For the minister, he had only to rearrange his house, which was not a simple task, but one he plainly was capable of. Also, while Thea's sisters and brothers had no talents to match hers, that most certainly was not the case with the Menuhins.
Moshe and Marutha proudly proclaimed that only one of their children was destined for the concert stage, yet even Yaltah was not denied music and piano lessons.
If Yaltah affected Willa's Lucy Gayheart, Thea Kronberg was probably the Willa Cather character who most affected my mother.
Toward the end of The Song of the Lark, Thea talks about the essential loneliness of the touring life. As the art develops, the inner life wilts.
The artist in Thea who has risen to great heights and found that she has sacrificed her personal life, makes another terrible discovery.
She was more the all-consumed artist when she was a child than she is as a mature woman. She tells Doctor Archie, who accompanied her on her first trip to Chicago when she was a child looking for musical guidance, that she had had a rich romantic past at that point. "I had lived a long, eventful life, and an artist's life, every hour of it."
Now she's not so sure she lives that full artist's life anymore. She feels a terrible emptiness in her personal life -- even though that can be lost by focusing on her current artistic strivings, she admits to Archie.
I found a marked up copy of Willa Cather: A Critical Biography by E.K. Brown among my mother's belongings which were sent to me after her death.
In particular she noted the passages about how Willa always sought out the dreamers and nonconformists in Red Cloud in defiance of the "tight" and "mean" ways of the American early pioneer stock that predominated in Nebraska in the 1880s. Her work was dominated by the dichotomy she saw between the pioneers and artists, and the similarities thereof, which was why the Menuhins came to love her and she, them.
Also, Cather was drawn to artists, the unconventional and even the rebels (the soft spot she had for Emma Goldman, the "red" anarchist, illustrates this), but a major part of her life, as she saw it, was promulgating traditional values as well 00 in music, in politics and in religion.
Yaltah underlined this passage from The Song of the Lark:"What was any art but an effort to make a sheath, a mold in which to imprison for a moment the shining, elusive element which is life itself ... ?"?
Willa struggled with that part of her which was a pioneer, and it was a considerable part, and with her more worldly self. Antonia in My Antonia may have struggled to become a pioneer farmer, but Willa credited her struggle as much as she did Thea's struggle, which was to leave the plains and go to the city where culture is created and conquer it.
Antonia was as creative as Thea. She is creating something -- a farm, which can be as difficult to do as to sing an opera. In a very real way, she was writing about claustrophobia and release.

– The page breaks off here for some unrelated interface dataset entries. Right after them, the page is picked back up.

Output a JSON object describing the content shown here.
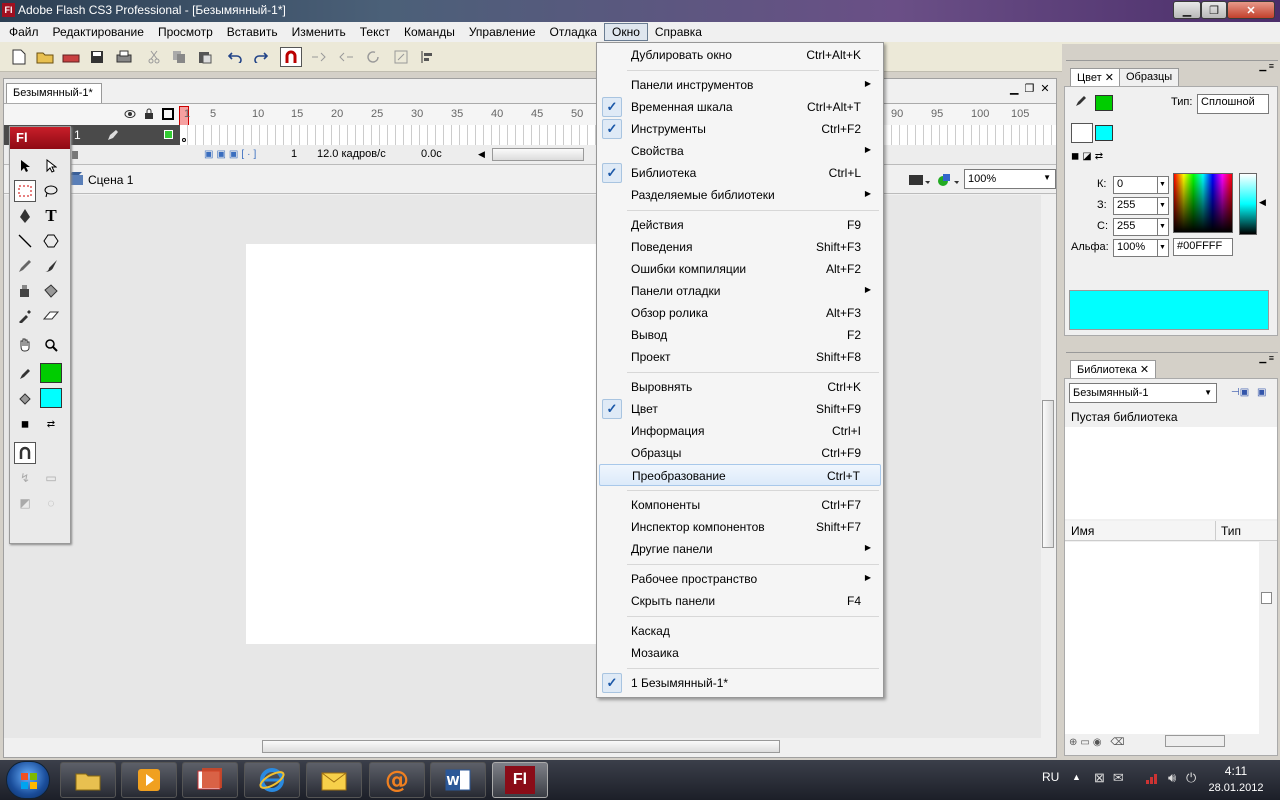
{
  "window": {
    "title": "Adobe Flash CS3 Professional - [Безымянный-1*]",
    "icon_letter": "Fl"
  },
  "menubar": [
    "Файл",
    "Редактирование",
    "Просмотр",
    "Вставить",
    "Изменить",
    "Текст",
    "Команды",
    "Управление",
    "Отладка",
    "Окно",
    "Справка"
  ],
  "document": {
    "tab": "Безымянный-1*",
    "layer": "1",
    "frame_numbers": [
      "1",
      "5",
      "10",
      "15",
      "20",
      "25",
      "30",
      "35",
      "40",
      "45",
      "50",
      "90",
      "95",
      "100",
      "105"
    ],
    "current_frame": "1",
    "fps": "12.0 кадров/с",
    "time": "0.0с",
    "scene": "Сцена 1",
    "zoom": "100%"
  },
  "tools": {
    "header": "Fl"
  },
  "color_panel": {
    "tabs": [
      "Цвет",
      "Образцы"
    ],
    "type_label": "Тип:",
    "type_value": "Сплошной",
    "r_label": "К:",
    "r_value": "0",
    "g_label": "З:",
    "g_value": "255",
    "b_label": "С:",
    "b_value": "255",
    "alpha_label": "Альфа:",
    "alpha_value": "100%",
    "hex": "#00FFFF",
    "stroke_color": "#00cc00",
    "fill_color": "#00ffff"
  },
  "library": {
    "tab": "Библиотека",
    "doc": "Безымянный-1",
    "empty": "Пустая библиотека",
    "col_name": "Имя",
    "col_type": "Тип"
  },
  "menu": {
    "items": [
      {
        "label": "Дублировать окно",
        "shortcut": "Ctrl+Alt+K"
      },
      {
        "label": "Панели инструментов",
        "submenu": true
      },
      {
        "label": "Временная шкала",
        "shortcut": "Ctrl+Alt+T",
        "checked": true
      },
      {
        "label": "Инструменты",
        "shortcut": "Ctrl+F2",
        "checked": true
      },
      {
        "label": "Свойства",
        "submenu": true
      },
      {
        "label": "Библиотека",
        "shortcut": "Ctrl+L",
        "checked": true
      },
      {
        "label": "Разделяемые библиотеки",
        "submenu": true
      },
      {
        "label": "Действия",
        "shortcut": "F9"
      },
      {
        "label": "Поведения",
        "shortcut": "Shift+F3"
      },
      {
        "label": "Ошибки компиляции",
        "shortcut": "Alt+F2"
      },
      {
        "label": "Панели отладки",
        "submenu": true
      },
      {
        "label": "Обзор ролика",
        "shortcut": "Alt+F3"
      },
      {
        "label": "Вывод",
        "shortcut": "F2"
      },
      {
        "label": "Проект",
        "shortcut": "Shift+F8"
      },
      {
        "label": "Выровнять",
        "shortcut": "Ctrl+K"
      },
      {
        "label": "Цвет",
        "shortcut": "Shift+F9",
        "checked": true
      },
      {
        "label": "Информация",
        "shortcut": "Ctrl+I"
      },
      {
        "label": "Образцы",
        "shortcut": "Ctrl+F9"
      },
      {
        "label": "Преобразование",
        "shortcut": "Ctrl+T",
        "highlighted": true
      },
      {
        "label": "Компоненты",
        "shortcut": "Ctrl+F7"
      },
      {
        "label": "Инспектор компонентов",
        "shortcut": "Shift+F7"
      },
      {
        "label": "Другие панели",
        "submenu": true
      },
      {
        "label": "Рабочее пространство",
        "submenu": true
      },
      {
        "label": "Скрыть панели",
        "shortcut": "F4"
      },
      {
        "label": "Каскад"
      },
      {
        "label": "Мозаика"
      },
      {
        "label": "1 Безымянный-1*",
        "checked": true
      }
    ]
  },
  "taskbar": {
    "lang": "RU",
    "time": "4:11",
    "date": "28.01.2012",
    "flash_label": "Fl"
  }
}
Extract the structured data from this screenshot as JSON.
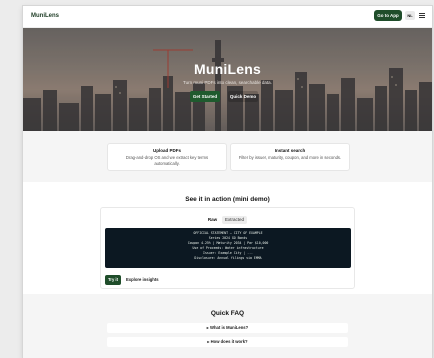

Willa wrote about the plains, and then she wrote about America a nd Europe and European exiles, of which she was one. Yaltah underlined a part in Brown's book in which it is noted that Willa first went to Paris in 1902.
Yaltah also underlined a part in the Brown book that talks about Willa consoling Jan Hambourg for the loss of their beloved mutual friend, his wife Isabelle, in 1938 by saying that for people like them, their time had come and gone and there is "no future at all for people of my generation." Willa wrote then with intensity to record "her memories while there was yet a little time."
The crux of Willa's work was that it looked backward. She was not an observer of contemporary political or cultural doings, and it was just as well, because her politics were quite conservative.
This was an excerpt from Lionel Rolfe's The Uncommon Friendship of Yaltah Menuhin & Willa Cather. The book is available from amazon.com, barnes and noble and american legends.com.
© 2005 - GENERATOR 21.E-mail your comments. We always like to hear from you. Send your kudos, brickbats and suggestions to email@example.com.